One reason for such a tight race may have been both candidates’ unprecedentedly low favorability numbers. Trump and Clinton rank as numbers one and two in unfavorability ratings of presidential nominees since 1956. As of November 7, Clinton and Trump were found to be unfavorable by 54.4 and 58.5 percent of people respectively.
Spending and fundraising were ramped up by both candidates towards the end of the election, but the Clinton campaign consistently outpaced Trump, raising nearly 60 million U.S. dollars in August, compared to the Trump campaign’s 41 million. While Clinton has not been able to match Obama’s record fundraising with small donors, she has received 150 million U.S. dollars from donations under 200 dollars, triple the amount Trump has raised thus far.
The Democrats also lead when it came to advertising. As of August 18, Clinton had aired 309,992 ads promoting her campaign; double that of Donald Trump’s campaign at 114,534 airings.
Groups outside the official campaigns, such as Super PACs, continued to have a growing role in the election cycle. As of August 1, outside groups had sponsored over 32 percent of political ads for 2016 federal elections in the U.S., double the percentage in 2010, the year of the historic Citizens United v. FEC Supreme Court ruling.

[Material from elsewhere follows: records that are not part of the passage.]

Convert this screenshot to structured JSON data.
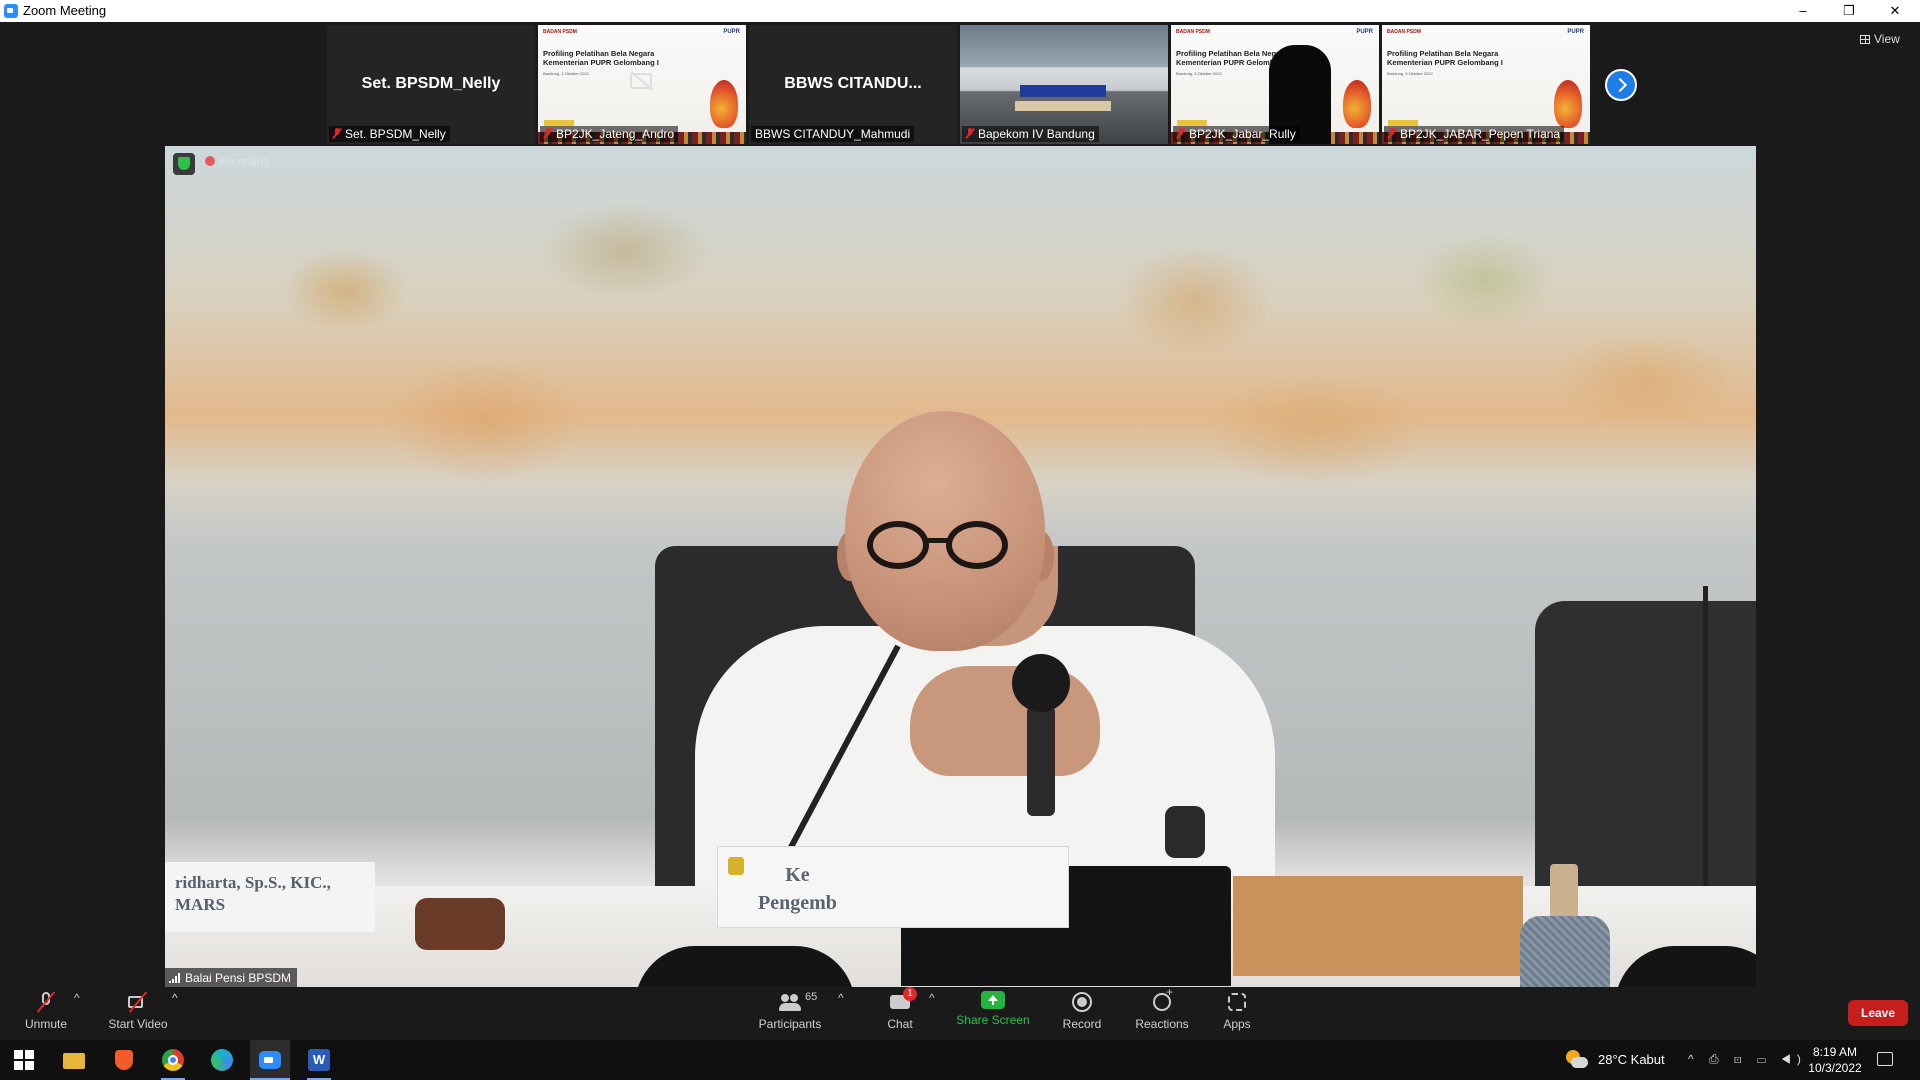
{
  "window": {
    "title": "Zoom Meeting",
    "min": "–",
    "max": "❐",
    "close": "✕"
  },
  "view_button": "View",
  "gallery": [
    {
      "big_name": "Set. BPSDM_Nelly",
      "label": "Set. BPSDM_Nelly",
      "muted": true,
      "kind": "name"
    },
    {
      "big_name": "",
      "label": "BP2JK_Jateng_Andro",
      "muted": true,
      "kind": "slide-camoff"
    },
    {
      "big_name": "BBWS  CITANDU...",
      "label": "BBWS CITANDUY_Mahmudi",
      "muted": false,
      "kind": "name"
    },
    {
      "big_name": "",
      "label": "Bapekom IV Bandung",
      "muted": true,
      "kind": "photo"
    },
    {
      "big_name": "",
      "label": "BP2JK_Jabar_Rully",
      "muted": true,
      "kind": "slide-person"
    },
    {
      "big_name": "",
      "label": "BP2JK_JABAR_Pepen Triana",
      "muted": true,
      "kind": "slide"
    }
  ],
  "slide": {
    "title": "Profiling Pelatihan Bela Negara Kementerian PUPR Gelombang I",
    "date": "Bandung, 3 Oktober 2022",
    "logo": "BADAN PSDM",
    "pupr": "PUPR"
  },
  "main_video": {
    "speaker_label": "Balai Pensi BPSDM",
    "recording": "Recording",
    "placard_left": "ridharta, Sp.S., KIC.,\nMARS",
    "placard_center": "Ke\nPengemb"
  },
  "controls": {
    "unmute": "Unmute",
    "start_video": "Start Video",
    "participants": "Participants",
    "participants_count": "65",
    "chat": "Chat",
    "chat_badge": "1",
    "share_screen": "Share Screen",
    "record": "Record",
    "reactions": "Reactions",
    "apps": "Apps",
    "leave": "Leave"
  },
  "taskbar": {
    "weather": "28°C  Kabut",
    "tray": "^ ⎙ ⊡ ▭ ◀)",
    "time": "8:19 AM",
    "date": "10/3/2022"
  },
  "colors": {
    "accent": "#2d8cff",
    "leave": "#c61d1d",
    "share": "#2ec24a",
    "muted": "#e02828"
  }
}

As of September 22, outside groups had spent over 755 million U.S. dollars during the 2016 election cycle. This puts 2016 on track to have the highest spending by outside groups to date. The vast majority of spending is being done by Super PACs, groups who may not coordinate with a candidate’s campaign but may raise and spend unlimited amounts of money to advocate for or discourage the election of a candidate.